The Vietnam War at the Beginning of 1968
By the end of 1967, Gen. Westmoreland believed that his "Search and Destroy" strategy was working. In November 1967, he returned the U.S. to testify before Congress and provide support for the Johnson Administration. Speaking at the National Press Club in Washington, he said, "With 1968 a new phase is starting .. we have reached an important point where the end begins to come into view." At a news conference, he used the phrase "light at the end of the tunnel" to describe the outlook for the war, repeating almost word-for-word the doomed May 1953 prediction of French General Henri Navarre.
Westmoreland's optimism was justified. By the end of 1965, he had achieved a stalemate on the ground. In 1966 about a million Vietnamese civilians were added to those under the protection of the Vietnamese government, a positive trend that continued for most of 1967. U.S. losses were approximately 6,000 dead in 1966 and 11,000 in 1967, about one tenth of the Communist toll. The enemy seemed to be suffering unsustainable losses while S. Vietnam forces grew ever more capable. At the end of 1967, most U.S. forces were directed against guerrillas and local forces, while NVA main forces had been defeated or held at bay in their sanctuaries. However, this palpable American success led N. Vietnamese General Vo Nguyen Giap to decide that a change in tactics was necessary, to engage the major population centers and to deal a knockout blow against the S. Vietnam government and their supporters, no matter what the cost. Using sanctuaries in Cambodia and Laos, he prepared what became known as the January 1968 Tet Offensive.

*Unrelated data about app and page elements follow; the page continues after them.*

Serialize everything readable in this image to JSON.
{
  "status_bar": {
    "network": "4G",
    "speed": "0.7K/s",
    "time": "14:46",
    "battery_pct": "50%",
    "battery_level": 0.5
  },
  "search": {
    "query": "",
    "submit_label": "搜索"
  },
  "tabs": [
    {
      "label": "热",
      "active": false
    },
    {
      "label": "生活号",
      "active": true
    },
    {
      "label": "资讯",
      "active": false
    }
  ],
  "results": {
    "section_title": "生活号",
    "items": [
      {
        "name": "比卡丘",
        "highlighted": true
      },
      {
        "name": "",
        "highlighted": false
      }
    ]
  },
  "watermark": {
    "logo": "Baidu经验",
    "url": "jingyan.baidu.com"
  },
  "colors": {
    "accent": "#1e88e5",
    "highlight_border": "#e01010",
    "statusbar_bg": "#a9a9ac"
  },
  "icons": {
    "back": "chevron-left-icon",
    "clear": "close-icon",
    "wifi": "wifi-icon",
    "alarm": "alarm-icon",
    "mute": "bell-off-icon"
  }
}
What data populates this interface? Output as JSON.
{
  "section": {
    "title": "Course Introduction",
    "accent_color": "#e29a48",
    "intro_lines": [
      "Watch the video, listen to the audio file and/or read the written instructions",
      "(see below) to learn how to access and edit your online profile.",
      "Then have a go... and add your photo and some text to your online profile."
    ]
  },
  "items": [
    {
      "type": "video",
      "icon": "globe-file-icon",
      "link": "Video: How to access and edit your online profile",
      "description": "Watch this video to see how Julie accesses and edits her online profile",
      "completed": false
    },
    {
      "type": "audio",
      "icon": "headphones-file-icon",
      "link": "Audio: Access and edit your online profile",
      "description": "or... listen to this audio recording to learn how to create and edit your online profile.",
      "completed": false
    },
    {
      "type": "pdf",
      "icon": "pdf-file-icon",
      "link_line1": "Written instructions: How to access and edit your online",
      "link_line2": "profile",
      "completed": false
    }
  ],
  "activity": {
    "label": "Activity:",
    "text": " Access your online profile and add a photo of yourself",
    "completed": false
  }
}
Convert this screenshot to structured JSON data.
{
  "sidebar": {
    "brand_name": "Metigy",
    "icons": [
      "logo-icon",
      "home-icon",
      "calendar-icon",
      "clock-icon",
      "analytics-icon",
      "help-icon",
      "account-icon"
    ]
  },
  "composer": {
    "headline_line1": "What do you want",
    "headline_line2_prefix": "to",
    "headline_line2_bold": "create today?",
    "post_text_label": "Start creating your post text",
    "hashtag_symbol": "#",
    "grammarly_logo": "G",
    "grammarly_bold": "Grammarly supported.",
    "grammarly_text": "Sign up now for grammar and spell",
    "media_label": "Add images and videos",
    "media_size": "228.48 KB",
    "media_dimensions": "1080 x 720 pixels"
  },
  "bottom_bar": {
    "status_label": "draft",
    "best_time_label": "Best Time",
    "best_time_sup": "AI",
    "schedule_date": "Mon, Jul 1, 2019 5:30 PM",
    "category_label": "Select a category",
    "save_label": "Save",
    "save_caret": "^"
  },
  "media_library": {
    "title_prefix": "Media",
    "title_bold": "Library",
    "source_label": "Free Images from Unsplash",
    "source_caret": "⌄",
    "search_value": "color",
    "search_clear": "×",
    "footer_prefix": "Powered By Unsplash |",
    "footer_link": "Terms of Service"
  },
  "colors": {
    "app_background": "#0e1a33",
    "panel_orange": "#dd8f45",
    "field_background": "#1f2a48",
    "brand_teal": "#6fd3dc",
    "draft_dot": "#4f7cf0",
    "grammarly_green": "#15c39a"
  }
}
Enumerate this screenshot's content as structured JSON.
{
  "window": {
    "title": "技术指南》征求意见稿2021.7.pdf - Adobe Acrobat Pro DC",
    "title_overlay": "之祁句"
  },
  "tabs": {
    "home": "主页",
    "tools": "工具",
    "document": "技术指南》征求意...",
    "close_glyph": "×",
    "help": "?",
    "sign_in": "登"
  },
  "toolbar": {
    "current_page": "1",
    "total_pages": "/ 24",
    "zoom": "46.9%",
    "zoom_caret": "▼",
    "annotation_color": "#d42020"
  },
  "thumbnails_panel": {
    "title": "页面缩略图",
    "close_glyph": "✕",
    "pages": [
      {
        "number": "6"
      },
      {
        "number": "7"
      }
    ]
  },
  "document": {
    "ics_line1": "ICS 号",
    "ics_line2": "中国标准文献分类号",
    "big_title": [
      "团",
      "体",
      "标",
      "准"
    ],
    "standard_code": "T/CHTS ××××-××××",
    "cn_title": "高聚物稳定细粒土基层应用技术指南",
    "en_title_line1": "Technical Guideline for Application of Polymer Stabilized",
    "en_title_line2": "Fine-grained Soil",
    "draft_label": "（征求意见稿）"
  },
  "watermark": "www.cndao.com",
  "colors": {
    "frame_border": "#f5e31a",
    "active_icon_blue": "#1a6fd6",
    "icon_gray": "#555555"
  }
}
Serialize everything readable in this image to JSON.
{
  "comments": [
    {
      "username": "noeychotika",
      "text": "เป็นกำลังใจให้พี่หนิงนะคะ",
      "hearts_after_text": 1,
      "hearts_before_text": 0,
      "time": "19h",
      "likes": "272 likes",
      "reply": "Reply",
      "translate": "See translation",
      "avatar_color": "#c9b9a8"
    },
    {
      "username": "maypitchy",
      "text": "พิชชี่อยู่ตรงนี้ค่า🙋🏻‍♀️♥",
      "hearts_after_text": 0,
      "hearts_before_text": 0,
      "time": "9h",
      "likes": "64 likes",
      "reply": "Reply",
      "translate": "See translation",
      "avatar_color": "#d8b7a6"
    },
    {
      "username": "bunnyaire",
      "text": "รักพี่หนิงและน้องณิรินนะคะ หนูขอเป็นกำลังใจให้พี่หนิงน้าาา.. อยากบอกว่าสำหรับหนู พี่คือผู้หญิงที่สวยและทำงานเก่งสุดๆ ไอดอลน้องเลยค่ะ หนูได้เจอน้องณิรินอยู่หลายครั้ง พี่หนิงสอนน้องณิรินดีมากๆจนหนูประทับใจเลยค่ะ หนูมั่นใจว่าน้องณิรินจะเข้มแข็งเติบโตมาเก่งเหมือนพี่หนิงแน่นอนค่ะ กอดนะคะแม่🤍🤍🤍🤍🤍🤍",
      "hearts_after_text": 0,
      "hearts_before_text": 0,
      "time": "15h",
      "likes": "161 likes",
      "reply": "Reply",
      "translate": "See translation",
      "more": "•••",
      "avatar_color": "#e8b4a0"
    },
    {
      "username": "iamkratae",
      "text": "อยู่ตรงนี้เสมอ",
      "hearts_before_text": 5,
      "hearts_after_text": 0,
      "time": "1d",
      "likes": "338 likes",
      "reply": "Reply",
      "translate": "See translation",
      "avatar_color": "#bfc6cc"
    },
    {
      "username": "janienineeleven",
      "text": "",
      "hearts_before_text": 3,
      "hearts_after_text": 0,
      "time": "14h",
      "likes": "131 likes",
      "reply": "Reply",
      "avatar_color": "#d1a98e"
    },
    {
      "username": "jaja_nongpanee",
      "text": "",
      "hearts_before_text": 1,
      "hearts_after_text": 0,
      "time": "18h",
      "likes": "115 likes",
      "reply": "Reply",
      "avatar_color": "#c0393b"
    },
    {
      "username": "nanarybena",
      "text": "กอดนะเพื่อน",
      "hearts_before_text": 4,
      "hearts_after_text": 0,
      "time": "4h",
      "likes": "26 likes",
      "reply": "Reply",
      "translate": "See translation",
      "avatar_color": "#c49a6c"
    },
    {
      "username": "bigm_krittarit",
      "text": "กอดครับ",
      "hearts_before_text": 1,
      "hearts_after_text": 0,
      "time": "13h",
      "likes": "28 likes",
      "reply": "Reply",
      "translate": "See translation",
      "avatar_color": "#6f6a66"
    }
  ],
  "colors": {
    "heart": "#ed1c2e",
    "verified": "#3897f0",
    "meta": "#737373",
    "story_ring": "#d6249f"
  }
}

In April 1968 General Westmoreland directed that the use of the term "Search and Destroy" be discontinued. Although the operations continued, they were denoted by descriptive military terms, e.g. "reconnaissance in force". Whereas in the early stages of the war -- 1964-1967 -- the terms "clearing," "securing," and "search and destroy" had shown the relationship between military operations and the pacification effort, by 1968 civilian agencies and military units had very effective cooperation and success with pacification that no longer required the old naming conventions.
Change of Command: Westmoreland Leaves Vietnam
Following the Tet Offensive, Westmoreland asked Washington for 206,000 additional troops to continue the campaign South Vietnam and to initiate operations in North Vietnam, north of the DMZ. But Johnson and his civilian advisors were shocked by Tet and support for the war was undermined by negative assessments from the CIA that indicated that the Communists were far stronger than believed in 1967. The U.S. public was mounting increasing political pressure against the war and former supporters were turning away.
Rather than grant Westmoreland's requests for more troops, which would have required a politically unacceptable reserve call-up or draw-down in Europe, Johnson recalled Westmoreland to Washington, replacing him with General Creighton Abrams, Westmoreland's deputy commander, in July 1968. With Abrams U.S. policy went into reverse, moving toward a return to the pre-1965 arrangement of U.S. advisors with the main fighting the responsibility of the ARVN. Under the new name of "Vietnamization" the objective was to withdraw Americans from Vietnam.
Recommended Books about Vietnam in 1965-1968